King Street

King Street

Village characteristics

  • King Street village is located in the south western part of the City of Sydney local area and shares its boundary with Inner West Council. The area includes parts of the suburbs of Camperdown, Newtown, Erskineville and Alexandria.  It is bounded by Parramatta Road to the north, Euston Road and Campbell Road to the south and King Street and Church Street to the west.
  • The retail heart of the village area is concentrated along King Street, stretching from the south of Darlington to Sydney Park. 
  • Residential pockets are dispersed throughout the village area. Terrace houses and Victorian cottages continue to characterise the eastern half of the village in Erskineville and Newtown. Multi-unit developments built in the past 10 years are located in the southern half of the village area opposite Sydney Park.
  • King Street Village is also home to 2 of Sydney’s key health and educational institutions, The University of Sydney and Royal Prince Alfred (RPA) Hospital.

Total Figures

In 2017, in the village area there were:

  • 4,443 buildings
  • 759 business establishments employing workers
  • 15,499  workers
  • 2,331,684m² of internal floor area surveyed
  • 12,689 residential dwellings.

Businesses

Between 2012 and 2017 there were 45 fewer businesses, representing a decrease of 5.6%. The top 6 sectors by number of businesses:

City-based industry sector Businesses
Food and drink
205
Retail and personal services
143
Higher education and research
68
Health 56
Tourist, cultural and leisure
51
Creative industries
46

In 2017 the sector with the largest growth was food and drink, which increased by 23 businesses (12.5% increase) in the past 5 years. Small businesses (1–19 workers) accounted for 88.9% of all businesses employing 20.9% of workers in the village.

Workforce

There were 15,499 workers down 5.0% from 2012. The top 6 sectors by number of workers:

City-based industry sector Workers
Higher education and research
6,548
Health
4,494
Food and drink 1,133
Tourist, cultural and leisure 624
Retail and personal services
486
Professional and business services
466

The sector with the largest growth in worker numbers was health, which grew by 1,053 workers (30.6% increase) followed by higher education and research, which grew by 902 workers (16.0% increase) and food and drink, which grew by 35 workers (3.2% increase) since the 2012 survey. The sector with the largest decrease in worker numbers was professional and business services, which decreased by 1,022 workers (68.7% decrease).

Floor area

In 2017 the business floor area increased by 4.3% to 910,843m² and accounted for 39.1% of total floor space in the village. The top 6 sectors by floor area:

City-based industry sector Floor area (m²)
Higher education and research
351,463
Health
242,501
Transport and logistics
75,957
Tourist, cultural and leisure 49,070
Community
43,234
Food and drink
38,290
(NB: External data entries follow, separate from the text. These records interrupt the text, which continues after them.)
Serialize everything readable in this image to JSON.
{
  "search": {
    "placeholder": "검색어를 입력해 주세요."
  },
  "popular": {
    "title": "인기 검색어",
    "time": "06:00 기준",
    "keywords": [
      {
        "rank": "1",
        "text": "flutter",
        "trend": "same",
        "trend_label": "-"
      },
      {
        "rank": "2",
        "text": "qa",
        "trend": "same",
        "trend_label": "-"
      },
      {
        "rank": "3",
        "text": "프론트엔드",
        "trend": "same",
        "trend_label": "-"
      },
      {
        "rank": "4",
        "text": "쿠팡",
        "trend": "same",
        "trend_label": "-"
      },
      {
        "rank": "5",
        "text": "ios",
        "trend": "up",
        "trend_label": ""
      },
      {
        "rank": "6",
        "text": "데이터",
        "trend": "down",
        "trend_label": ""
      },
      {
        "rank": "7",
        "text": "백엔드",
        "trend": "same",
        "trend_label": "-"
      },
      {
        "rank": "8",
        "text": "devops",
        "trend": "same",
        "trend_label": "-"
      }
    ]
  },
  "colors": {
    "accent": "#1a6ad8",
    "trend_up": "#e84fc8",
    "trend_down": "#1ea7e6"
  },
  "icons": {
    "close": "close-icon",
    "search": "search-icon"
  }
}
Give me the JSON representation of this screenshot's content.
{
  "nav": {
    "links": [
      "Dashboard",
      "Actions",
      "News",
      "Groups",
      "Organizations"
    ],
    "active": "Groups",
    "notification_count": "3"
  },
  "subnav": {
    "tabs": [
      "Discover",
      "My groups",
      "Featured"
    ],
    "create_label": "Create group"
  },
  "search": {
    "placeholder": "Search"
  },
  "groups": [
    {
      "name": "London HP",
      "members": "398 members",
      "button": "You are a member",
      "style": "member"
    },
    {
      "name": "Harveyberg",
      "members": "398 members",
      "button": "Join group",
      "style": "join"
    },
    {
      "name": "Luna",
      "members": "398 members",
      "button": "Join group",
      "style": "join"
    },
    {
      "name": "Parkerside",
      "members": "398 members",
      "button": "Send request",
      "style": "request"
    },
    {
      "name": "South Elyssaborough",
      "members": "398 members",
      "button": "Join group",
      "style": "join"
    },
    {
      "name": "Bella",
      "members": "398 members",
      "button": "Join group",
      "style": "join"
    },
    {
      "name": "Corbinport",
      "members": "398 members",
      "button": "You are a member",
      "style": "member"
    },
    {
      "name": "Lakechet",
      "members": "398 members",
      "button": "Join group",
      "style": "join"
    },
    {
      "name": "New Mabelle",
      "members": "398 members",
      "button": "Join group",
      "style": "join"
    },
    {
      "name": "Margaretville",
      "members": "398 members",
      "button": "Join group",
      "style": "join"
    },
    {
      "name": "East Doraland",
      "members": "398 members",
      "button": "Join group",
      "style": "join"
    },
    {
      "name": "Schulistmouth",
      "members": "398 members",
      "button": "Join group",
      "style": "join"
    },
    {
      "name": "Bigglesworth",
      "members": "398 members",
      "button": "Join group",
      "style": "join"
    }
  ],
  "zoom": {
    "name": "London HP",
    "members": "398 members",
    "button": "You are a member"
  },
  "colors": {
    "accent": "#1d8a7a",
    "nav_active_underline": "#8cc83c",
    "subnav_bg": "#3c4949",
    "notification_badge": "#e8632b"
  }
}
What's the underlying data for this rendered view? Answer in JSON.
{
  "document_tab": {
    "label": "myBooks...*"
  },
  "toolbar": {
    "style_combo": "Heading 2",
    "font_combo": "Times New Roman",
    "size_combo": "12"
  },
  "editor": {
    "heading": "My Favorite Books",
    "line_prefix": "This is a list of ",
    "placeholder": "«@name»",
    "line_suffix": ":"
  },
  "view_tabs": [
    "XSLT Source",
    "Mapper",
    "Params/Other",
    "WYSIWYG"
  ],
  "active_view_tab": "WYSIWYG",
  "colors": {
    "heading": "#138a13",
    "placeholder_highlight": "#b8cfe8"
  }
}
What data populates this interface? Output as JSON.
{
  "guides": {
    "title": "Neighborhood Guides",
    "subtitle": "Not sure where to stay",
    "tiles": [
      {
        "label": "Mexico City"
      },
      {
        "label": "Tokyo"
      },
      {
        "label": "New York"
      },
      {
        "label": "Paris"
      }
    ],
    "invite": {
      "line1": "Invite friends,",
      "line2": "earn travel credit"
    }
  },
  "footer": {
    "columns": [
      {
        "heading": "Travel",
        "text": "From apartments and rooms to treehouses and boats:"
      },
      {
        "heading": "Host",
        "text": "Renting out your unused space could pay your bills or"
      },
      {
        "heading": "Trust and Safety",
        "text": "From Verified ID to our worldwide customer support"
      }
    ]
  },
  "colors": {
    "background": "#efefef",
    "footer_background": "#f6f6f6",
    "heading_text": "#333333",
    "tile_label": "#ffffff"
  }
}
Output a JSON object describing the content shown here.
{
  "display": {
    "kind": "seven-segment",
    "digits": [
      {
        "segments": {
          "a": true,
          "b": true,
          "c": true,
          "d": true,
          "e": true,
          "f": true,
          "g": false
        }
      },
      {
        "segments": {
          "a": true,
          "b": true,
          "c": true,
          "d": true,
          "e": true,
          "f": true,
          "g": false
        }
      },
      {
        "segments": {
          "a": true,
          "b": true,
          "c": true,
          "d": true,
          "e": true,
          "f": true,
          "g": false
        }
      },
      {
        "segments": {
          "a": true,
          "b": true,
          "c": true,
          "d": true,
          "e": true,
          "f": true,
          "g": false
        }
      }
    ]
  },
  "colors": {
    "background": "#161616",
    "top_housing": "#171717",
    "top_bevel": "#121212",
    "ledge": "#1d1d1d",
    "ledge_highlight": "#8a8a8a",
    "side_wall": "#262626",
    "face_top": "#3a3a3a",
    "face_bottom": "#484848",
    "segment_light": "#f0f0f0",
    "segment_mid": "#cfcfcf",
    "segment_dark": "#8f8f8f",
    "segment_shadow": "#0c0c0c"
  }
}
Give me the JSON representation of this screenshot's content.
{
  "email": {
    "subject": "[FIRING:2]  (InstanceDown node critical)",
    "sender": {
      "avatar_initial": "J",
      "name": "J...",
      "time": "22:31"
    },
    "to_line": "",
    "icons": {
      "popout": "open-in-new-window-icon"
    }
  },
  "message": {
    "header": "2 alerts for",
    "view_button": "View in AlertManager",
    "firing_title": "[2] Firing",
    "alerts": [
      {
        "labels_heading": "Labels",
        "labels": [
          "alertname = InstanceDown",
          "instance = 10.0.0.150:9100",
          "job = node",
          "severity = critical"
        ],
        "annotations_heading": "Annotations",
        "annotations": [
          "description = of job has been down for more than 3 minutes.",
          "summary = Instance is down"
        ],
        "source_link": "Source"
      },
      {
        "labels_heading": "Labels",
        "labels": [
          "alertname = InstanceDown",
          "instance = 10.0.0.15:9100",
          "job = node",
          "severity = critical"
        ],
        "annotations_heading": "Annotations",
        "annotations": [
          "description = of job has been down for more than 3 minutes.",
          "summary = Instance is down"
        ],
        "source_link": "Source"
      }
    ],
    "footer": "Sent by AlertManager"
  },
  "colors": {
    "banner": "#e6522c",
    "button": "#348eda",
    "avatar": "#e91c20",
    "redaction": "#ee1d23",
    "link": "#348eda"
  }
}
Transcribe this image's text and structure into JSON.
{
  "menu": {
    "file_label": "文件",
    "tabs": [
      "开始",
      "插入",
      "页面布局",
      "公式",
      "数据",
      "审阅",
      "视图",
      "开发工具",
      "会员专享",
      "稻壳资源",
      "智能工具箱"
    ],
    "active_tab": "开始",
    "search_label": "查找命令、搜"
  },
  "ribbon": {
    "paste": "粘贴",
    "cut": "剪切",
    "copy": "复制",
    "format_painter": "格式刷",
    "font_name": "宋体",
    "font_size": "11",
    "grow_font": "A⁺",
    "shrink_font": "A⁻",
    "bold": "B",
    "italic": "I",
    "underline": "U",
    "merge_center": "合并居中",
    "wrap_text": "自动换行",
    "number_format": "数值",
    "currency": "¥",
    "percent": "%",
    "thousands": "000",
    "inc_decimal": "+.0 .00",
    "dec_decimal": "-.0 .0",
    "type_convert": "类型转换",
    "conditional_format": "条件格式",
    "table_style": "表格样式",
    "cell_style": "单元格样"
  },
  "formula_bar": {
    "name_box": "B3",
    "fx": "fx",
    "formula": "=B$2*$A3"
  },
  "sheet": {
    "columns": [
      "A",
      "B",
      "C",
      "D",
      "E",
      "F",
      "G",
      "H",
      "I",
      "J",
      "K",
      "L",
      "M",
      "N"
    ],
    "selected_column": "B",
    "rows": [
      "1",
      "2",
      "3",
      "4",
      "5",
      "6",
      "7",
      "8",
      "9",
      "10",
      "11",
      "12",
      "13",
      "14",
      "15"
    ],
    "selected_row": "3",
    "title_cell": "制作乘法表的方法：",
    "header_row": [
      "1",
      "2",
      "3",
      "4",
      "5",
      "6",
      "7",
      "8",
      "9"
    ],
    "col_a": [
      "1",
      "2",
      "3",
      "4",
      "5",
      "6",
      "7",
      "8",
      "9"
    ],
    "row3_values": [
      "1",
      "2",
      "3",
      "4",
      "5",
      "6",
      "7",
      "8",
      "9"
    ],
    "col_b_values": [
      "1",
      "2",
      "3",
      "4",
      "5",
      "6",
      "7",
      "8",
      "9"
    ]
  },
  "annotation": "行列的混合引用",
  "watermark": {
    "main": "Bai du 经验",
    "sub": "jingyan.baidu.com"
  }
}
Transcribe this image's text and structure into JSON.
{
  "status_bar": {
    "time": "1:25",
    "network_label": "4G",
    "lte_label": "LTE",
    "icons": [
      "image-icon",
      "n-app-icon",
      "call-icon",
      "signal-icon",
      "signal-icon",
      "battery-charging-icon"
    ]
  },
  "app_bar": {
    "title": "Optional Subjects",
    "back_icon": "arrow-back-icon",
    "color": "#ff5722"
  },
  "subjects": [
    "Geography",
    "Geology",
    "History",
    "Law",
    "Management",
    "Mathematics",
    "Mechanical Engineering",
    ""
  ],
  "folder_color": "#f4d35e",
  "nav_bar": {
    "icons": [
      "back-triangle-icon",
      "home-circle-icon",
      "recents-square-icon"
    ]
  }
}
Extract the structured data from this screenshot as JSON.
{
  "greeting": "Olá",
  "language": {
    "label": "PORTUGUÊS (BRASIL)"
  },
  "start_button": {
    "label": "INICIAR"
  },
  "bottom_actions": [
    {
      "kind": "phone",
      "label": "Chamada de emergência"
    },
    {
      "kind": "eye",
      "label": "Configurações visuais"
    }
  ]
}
Significant growth sectors in the village by business floor area were higher education and research, which grew by 64,182m² (22.3% increase) followed by health, which grew by 56,614m² (30.5% increase). Negative growth sectors included creative industries, which declined by 32,667m² (73.0% decrease) and professional and business services, which declined by 18,939m² (54.5% decrease) in the past 5 years.

Work space ratio 

Work space ratios are calculated by dividing the total internal area (m²) by the total number of employees. The average work space ratio for all industry sectors increased from 53.6m² per worker in 2012 to 58.8m² per worker in 2017. The most intensive use of work space occurred in the food and drink sector with 33.8m² for every worker, an increase from the 2012 figure of 29.5m² per worker. It is noted that while there was an increase to the area per worker between 2012 and 2017, the food and drink sector still had the smallest area per worker in 2017 when compared to all other sectors.

Visitor accommodation

In 2017 there were 192 hotel rooms (28.1% decrease), 55 serviced apartment units (no change) and 90 backpacker beds (37.5% decrease). 

Links

  • Housing, pipeline development and forecasts can be found on the City Monitors page.
  • For information on the classifications for city-based industry sectors and space use divisions, please see the floor space and employment survey page.

Last updated: Tuesday, 2 April 2019